Jonny Lomax was in danger of becoming the forgotten man of rugby league until he burst back onto the scene in fairytale fashion at the weekend.
One of the unluckiest players in the game, there could hardly have been a more popular scorer when he grabbed the the opening try that put St Helens on their way to a 38-34 win over Leeds at Langtree Park.
When he scored a second and was mobbed once more by his jubilant team-mates, it even brought a tear to the eye of Saints’ hard-nosed coach Keiron Cunningham, who was still the team’s hooker when Lomax made his Super League debut in 2009.
The Billinge-born full-back had the world at his feet then.

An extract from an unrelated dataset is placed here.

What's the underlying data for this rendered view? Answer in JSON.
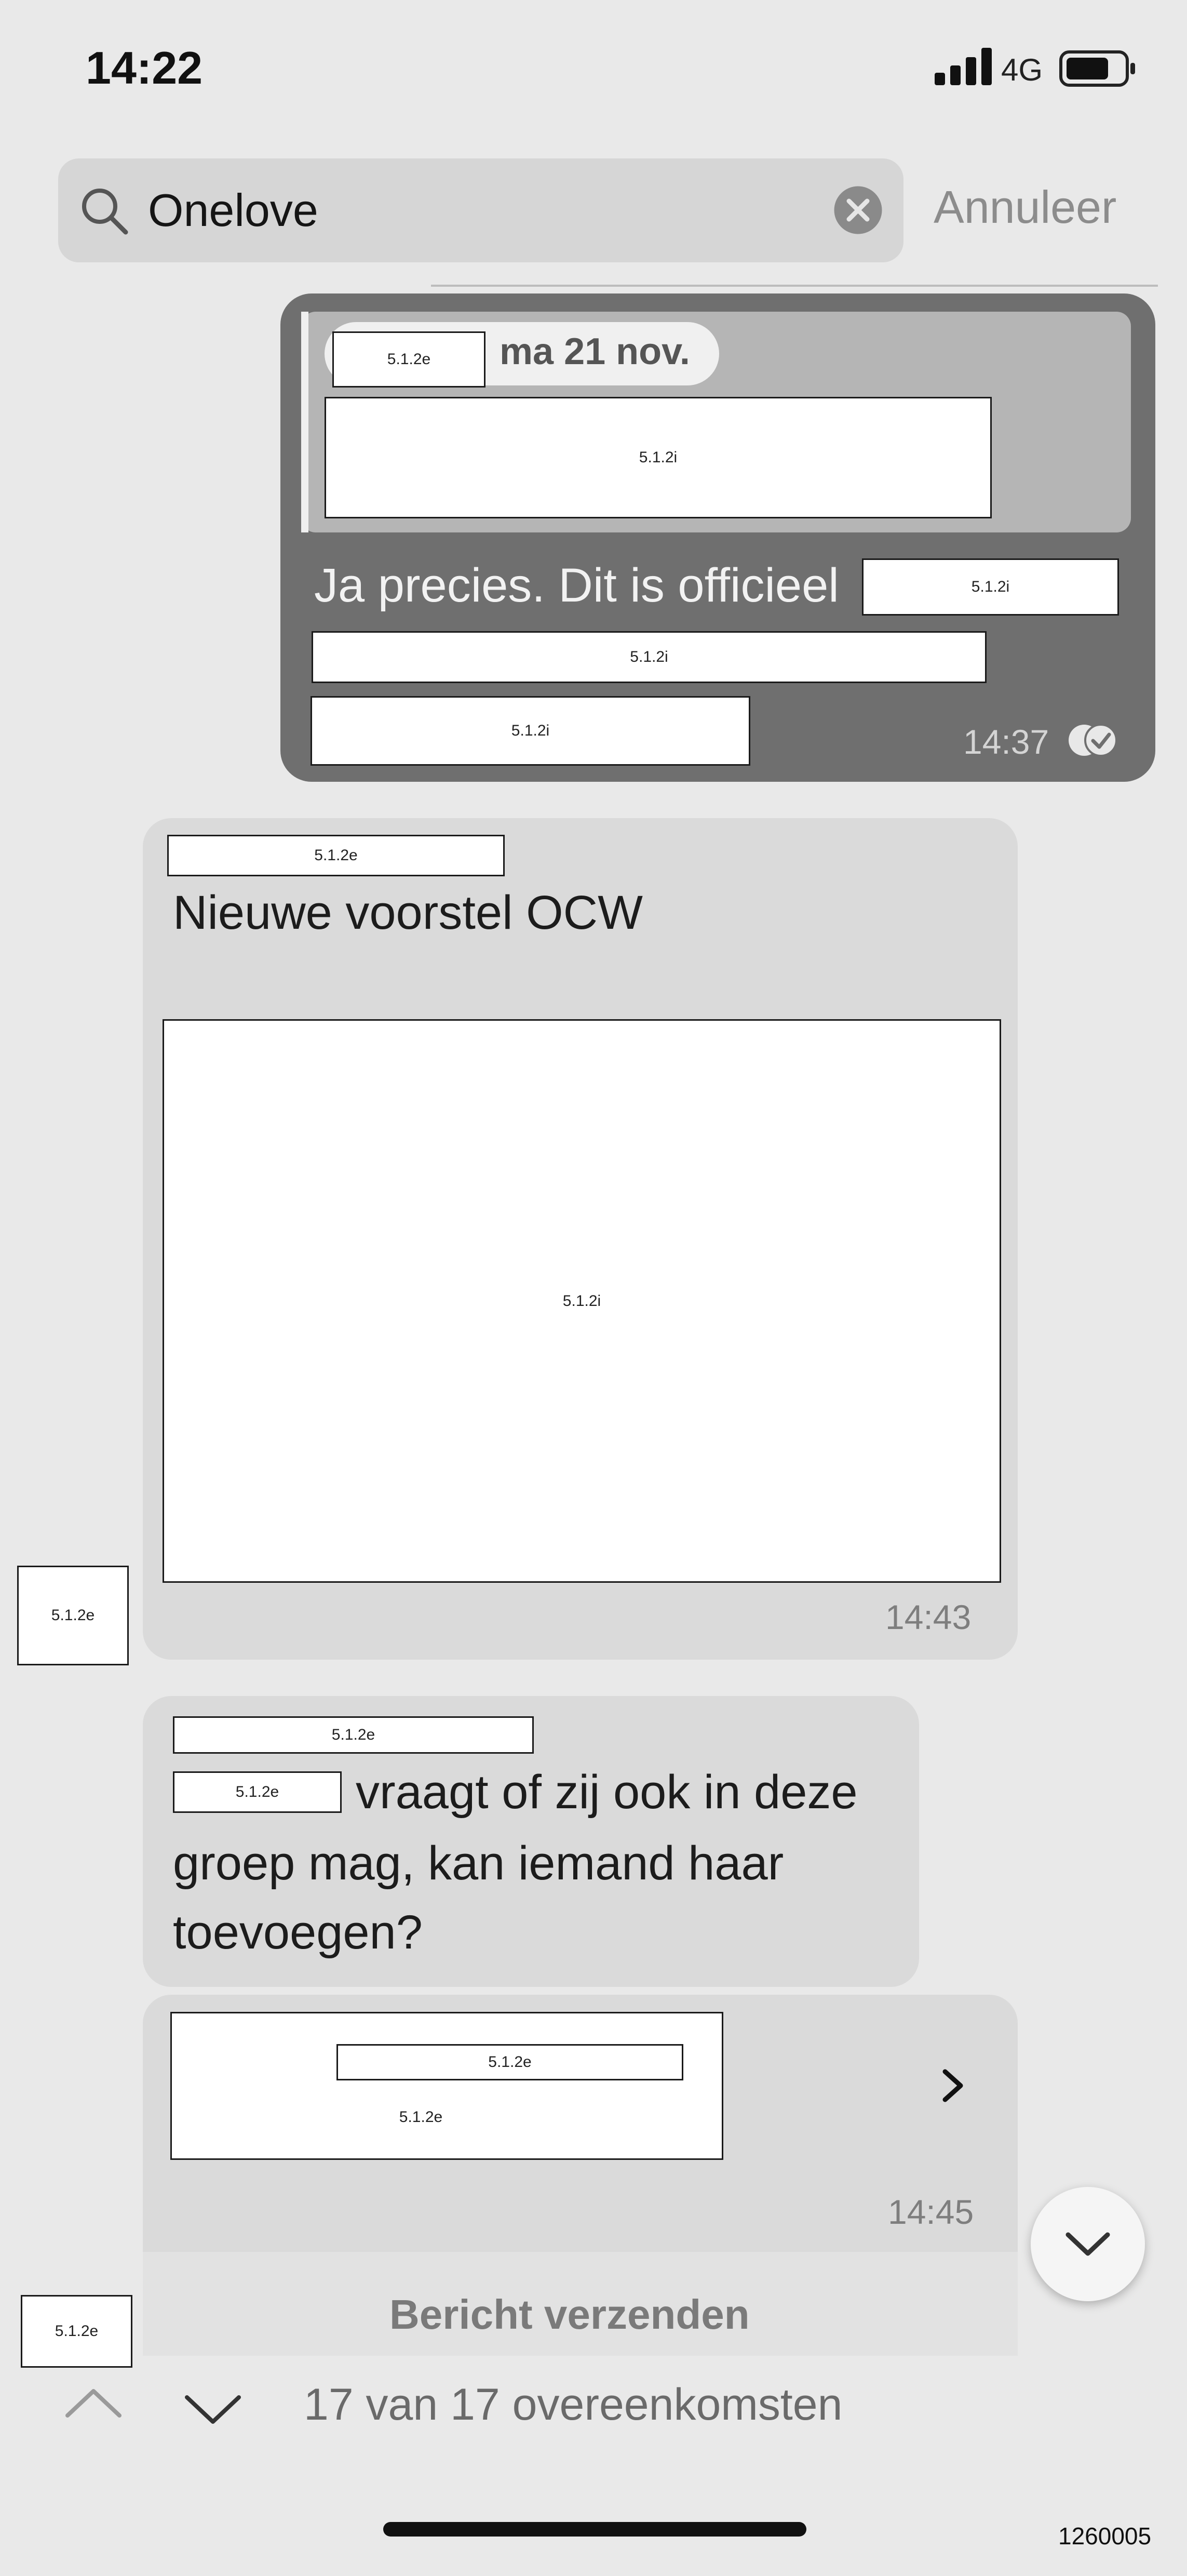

He played on the wing in his club’s 2010 Grand Final defeat by Wigan and formed an exciting half-back partnership with Lee Gaskell that took them back to Old Trafford 12 months later.
Lomax began to find his best form in 2013 after then coach Nathan Brown switched him to full-back and he was on the verge of the England squad in 2014 until he was struck down by a serious knee injury.
He returned from major surgery in time for the start of the 2015 season but only five games in suffered the same knee trauma and required another reconstruction.
Cunningham has described the “dark days” the player endured during another prolonged period of rehabilitation but he was well aware of his resilience and strength of character because Lomax and injuries have been bed fellows for as long as he can remember.
The familiar headguard is a constant reminder of the fearful clash of heads during a schoolboys match that almost ended Lomax’s career before it began.
Initially discharged from hospital, he was rushed back in five days later to have open-skull surgery and was told by the medical people he would not be able to play rugby again.
Lomax, who supported Saints as a boy and dreamed of one day playing for them, spent nine months on the sidelines but eventually got over the headaches and regained his fitness in time to rejoin the club’s scholarship programme, from which he signed for their academy.
The rest, as they say, is history as Lomax continued his battle with adversity to make his mark for his club.
“I know what it means to that kid,” Cunningham said. “I’ve never come across a more committed professional in my my career than him.
“If anyone deserves to do well in rugby league, then it’s Jonny Lomax.
“His preparation is always good and his influence on the team is massive - people forget how long he’s been around and players look up to Jonny as a senior player.”
Lomax will continue to be nursed back gradually by his mentor but, still only 25 and given a free run from injuries, there is no reason why he should not force his way back into the England reckoning.
Nobody deserves it more than Jonny Lomax.